- _DATA FOR THE TASK_
"""
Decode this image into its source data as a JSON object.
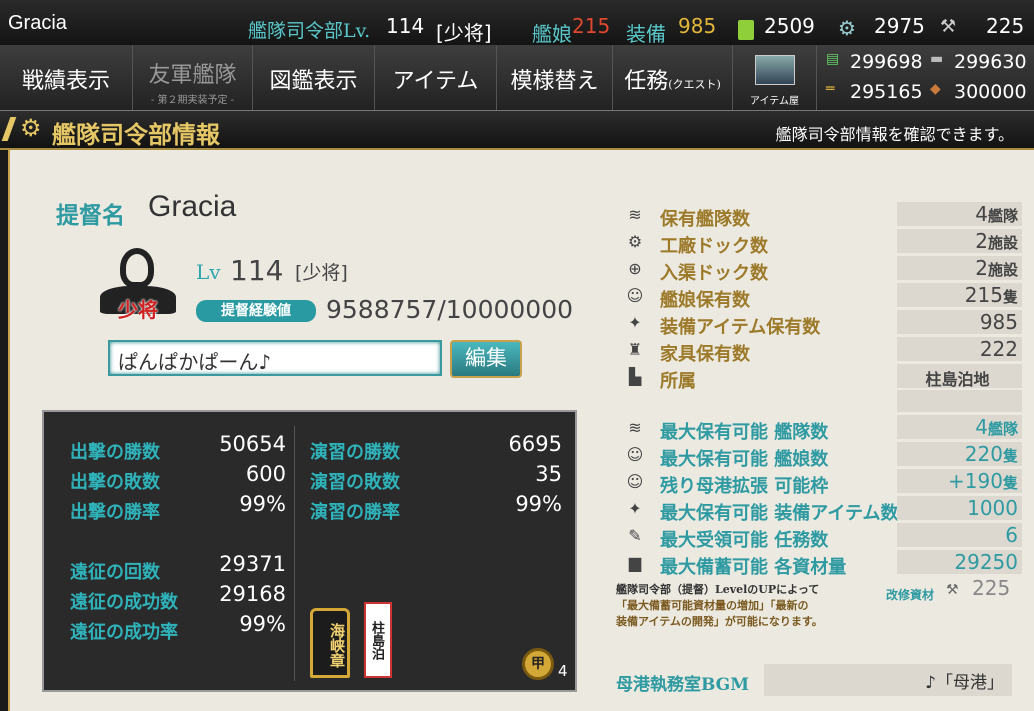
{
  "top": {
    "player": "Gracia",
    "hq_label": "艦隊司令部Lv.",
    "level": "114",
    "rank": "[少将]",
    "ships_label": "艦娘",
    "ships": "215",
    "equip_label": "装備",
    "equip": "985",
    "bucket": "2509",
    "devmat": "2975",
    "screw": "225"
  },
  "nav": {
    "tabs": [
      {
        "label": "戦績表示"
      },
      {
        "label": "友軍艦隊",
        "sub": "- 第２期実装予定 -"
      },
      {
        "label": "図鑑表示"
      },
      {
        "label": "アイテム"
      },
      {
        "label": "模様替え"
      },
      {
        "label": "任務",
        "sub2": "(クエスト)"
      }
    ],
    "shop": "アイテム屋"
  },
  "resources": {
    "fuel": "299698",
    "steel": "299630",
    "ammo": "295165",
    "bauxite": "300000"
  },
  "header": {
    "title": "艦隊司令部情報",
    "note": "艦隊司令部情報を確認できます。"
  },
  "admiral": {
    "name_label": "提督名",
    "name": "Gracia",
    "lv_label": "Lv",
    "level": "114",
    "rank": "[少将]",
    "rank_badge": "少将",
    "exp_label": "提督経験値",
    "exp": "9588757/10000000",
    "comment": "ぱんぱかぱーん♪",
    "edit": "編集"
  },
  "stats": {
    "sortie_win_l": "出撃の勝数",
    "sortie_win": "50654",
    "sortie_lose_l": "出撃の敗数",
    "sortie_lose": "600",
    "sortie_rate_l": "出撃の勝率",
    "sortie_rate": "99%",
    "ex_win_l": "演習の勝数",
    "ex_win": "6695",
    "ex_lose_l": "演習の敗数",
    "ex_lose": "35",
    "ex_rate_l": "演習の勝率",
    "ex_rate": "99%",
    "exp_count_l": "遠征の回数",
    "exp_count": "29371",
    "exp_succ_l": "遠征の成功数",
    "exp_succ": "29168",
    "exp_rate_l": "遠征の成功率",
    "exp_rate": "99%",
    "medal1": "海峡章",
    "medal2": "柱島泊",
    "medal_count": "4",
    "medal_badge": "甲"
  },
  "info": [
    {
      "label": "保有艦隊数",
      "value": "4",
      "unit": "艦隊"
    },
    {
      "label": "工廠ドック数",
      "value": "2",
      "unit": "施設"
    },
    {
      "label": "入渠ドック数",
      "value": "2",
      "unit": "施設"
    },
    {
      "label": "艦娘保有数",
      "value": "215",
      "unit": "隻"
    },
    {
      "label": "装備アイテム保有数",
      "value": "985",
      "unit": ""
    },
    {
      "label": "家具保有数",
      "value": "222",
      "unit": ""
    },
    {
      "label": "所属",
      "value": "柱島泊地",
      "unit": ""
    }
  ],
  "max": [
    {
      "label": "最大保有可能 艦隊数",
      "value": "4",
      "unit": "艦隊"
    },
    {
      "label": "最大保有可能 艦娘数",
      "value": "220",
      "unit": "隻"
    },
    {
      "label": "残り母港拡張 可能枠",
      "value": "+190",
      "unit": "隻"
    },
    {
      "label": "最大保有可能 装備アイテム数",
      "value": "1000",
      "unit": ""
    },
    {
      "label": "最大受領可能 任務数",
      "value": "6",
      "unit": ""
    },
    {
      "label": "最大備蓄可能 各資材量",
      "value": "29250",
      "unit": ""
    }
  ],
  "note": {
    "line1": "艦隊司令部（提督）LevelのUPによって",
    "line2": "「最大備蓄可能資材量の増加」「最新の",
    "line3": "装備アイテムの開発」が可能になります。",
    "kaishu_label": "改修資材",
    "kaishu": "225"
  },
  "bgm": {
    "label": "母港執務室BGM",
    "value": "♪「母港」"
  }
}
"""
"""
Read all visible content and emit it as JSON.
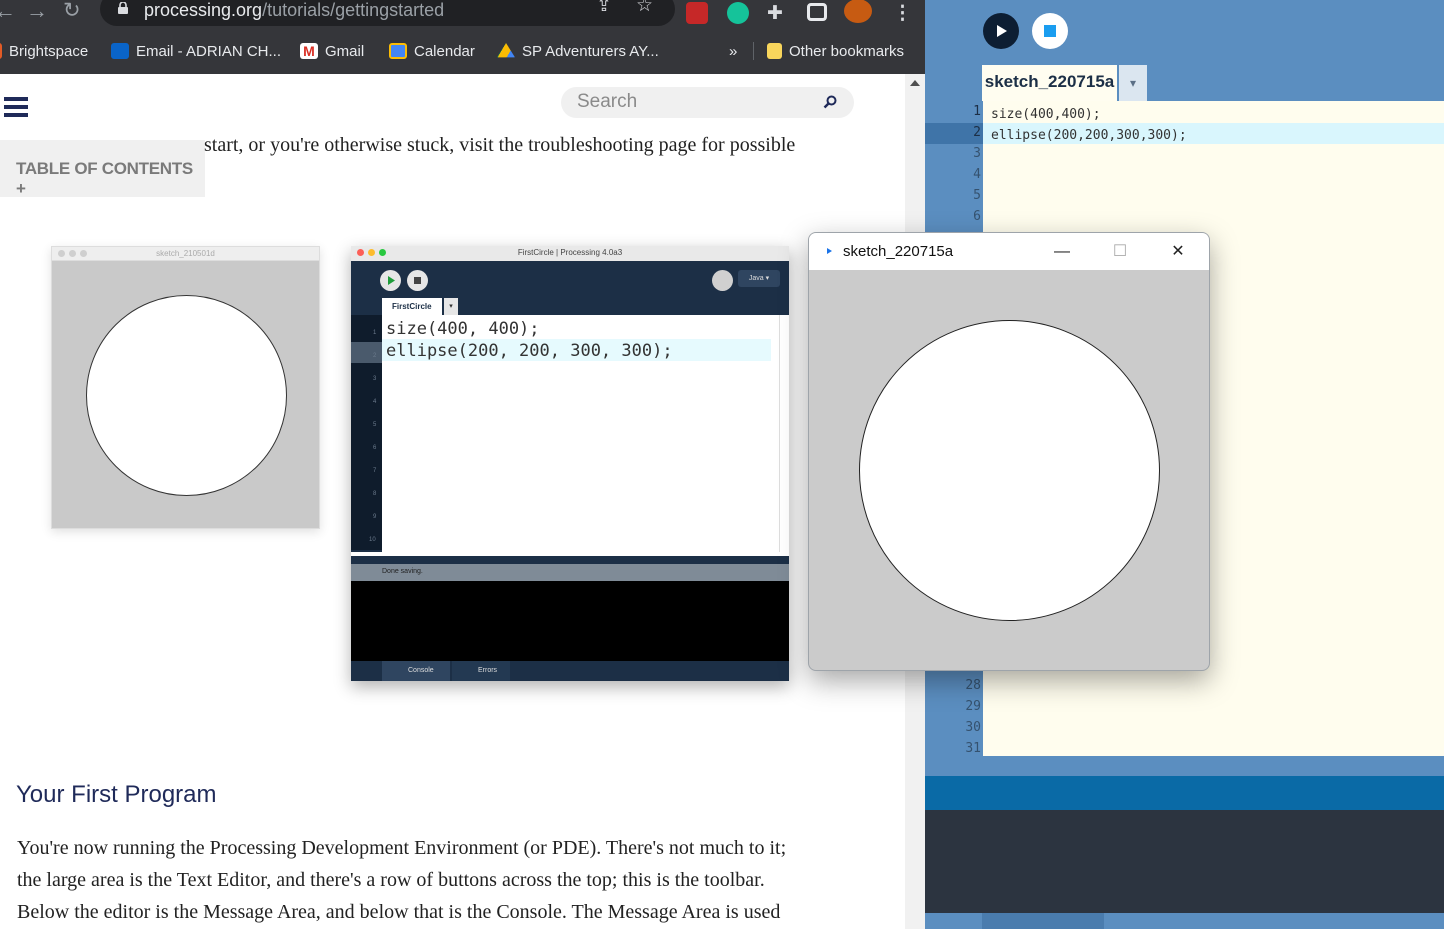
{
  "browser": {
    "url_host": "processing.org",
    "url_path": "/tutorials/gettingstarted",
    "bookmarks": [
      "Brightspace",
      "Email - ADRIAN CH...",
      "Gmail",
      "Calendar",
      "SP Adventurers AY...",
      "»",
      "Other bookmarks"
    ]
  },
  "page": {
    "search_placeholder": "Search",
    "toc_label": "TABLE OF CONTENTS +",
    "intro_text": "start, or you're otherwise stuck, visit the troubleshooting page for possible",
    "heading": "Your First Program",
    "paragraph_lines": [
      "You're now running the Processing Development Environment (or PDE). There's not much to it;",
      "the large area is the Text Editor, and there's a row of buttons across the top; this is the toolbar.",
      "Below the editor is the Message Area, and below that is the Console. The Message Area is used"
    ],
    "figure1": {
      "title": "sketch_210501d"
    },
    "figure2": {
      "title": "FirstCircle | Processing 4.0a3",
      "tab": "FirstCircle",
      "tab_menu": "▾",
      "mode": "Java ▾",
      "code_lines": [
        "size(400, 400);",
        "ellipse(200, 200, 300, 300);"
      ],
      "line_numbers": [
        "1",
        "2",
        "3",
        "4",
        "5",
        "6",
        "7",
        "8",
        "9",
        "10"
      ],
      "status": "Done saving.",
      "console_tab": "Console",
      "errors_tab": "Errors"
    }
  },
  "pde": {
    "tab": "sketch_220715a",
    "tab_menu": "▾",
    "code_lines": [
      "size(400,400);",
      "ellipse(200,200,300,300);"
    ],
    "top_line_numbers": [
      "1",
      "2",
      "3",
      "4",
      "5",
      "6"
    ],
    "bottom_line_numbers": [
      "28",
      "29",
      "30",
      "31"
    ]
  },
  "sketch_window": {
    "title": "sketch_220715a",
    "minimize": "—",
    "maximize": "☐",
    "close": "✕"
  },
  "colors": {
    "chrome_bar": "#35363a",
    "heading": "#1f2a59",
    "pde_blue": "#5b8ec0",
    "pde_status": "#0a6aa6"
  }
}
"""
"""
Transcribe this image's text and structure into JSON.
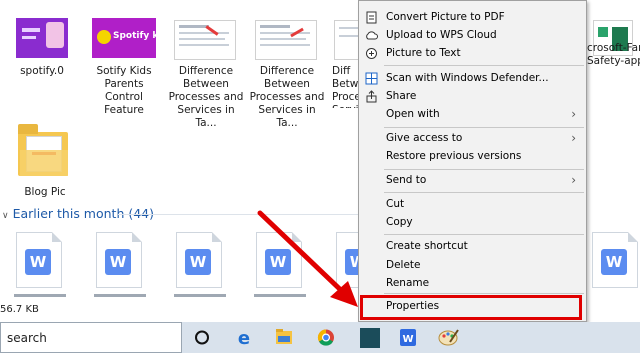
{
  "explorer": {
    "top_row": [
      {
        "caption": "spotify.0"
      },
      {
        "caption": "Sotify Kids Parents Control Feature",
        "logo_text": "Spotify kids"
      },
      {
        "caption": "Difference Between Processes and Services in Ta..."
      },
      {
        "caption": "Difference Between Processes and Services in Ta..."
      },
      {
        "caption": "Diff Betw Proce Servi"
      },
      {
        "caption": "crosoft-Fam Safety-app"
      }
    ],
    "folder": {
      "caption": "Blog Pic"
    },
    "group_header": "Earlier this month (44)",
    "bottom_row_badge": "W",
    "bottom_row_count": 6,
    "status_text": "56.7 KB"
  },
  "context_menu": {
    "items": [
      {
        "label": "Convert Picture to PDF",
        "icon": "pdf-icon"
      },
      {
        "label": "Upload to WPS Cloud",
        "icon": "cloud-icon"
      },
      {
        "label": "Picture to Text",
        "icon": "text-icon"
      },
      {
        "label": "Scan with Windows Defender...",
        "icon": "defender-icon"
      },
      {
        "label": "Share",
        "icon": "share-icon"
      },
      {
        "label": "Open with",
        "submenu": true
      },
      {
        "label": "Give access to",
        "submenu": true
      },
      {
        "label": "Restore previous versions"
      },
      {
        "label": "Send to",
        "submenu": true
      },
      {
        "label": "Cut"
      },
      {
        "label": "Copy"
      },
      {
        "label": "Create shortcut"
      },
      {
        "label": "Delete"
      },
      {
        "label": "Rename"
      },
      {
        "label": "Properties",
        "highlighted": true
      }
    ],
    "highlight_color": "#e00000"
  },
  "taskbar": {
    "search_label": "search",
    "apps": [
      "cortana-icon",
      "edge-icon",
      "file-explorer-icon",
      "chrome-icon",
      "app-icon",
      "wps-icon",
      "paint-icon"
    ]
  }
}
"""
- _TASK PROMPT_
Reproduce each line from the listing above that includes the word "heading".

- _FINISHED TASK_
    "heading": "Your First Program",
    "heading": "#1f2a59",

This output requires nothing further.